Items from a data source:
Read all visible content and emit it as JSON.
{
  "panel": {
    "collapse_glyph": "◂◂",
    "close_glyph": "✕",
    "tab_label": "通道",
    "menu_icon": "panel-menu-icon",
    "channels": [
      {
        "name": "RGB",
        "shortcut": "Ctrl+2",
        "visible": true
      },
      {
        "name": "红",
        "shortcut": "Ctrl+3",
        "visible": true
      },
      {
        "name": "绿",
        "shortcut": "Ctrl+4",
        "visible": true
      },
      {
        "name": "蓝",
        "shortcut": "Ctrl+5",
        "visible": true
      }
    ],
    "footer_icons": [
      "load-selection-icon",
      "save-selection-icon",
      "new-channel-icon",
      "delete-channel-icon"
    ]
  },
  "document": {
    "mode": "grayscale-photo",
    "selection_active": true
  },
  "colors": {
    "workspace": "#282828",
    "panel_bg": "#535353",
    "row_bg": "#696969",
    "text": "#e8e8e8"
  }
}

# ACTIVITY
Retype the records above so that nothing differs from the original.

# EXPECTED ANSWER
Read all visible content and emit it as JSON.
{
  "panel": {
    "collapse_glyph": "◂◂",
    "close_glyph": "✕",
    "tab_label": "通道",
    "menu_icon": "panel-menu-icon",
    "channels": [
      {
        "name": "RGB",
        "shortcut": "Ctrl+2",
        "visible": true
      },
      {
        "name": "红",
        "shortcut": "Ctrl+3",
        "visible": true
      },
      {
        "name": "绿",
        "shortcut": "Ctrl+4",
        "visible": true
      },
      {
        "name": "蓝",
        "shortcut": "Ctrl+5",
        "visible": true
      }
    ],
    "footer_icons": [
      "load-selection-icon",
      "save-selection-icon",
      "new-channel-icon",
      "delete-channel-icon"
    ]
  },
  "document": {
    "mode": "grayscale-photo",
    "selection_active": true
  },
  "colors": {
    "workspace": "#282828",
    "panel_bg": "#535353",
    "row_bg": "#696969",
    "text": "#e8e8e8"
  }
}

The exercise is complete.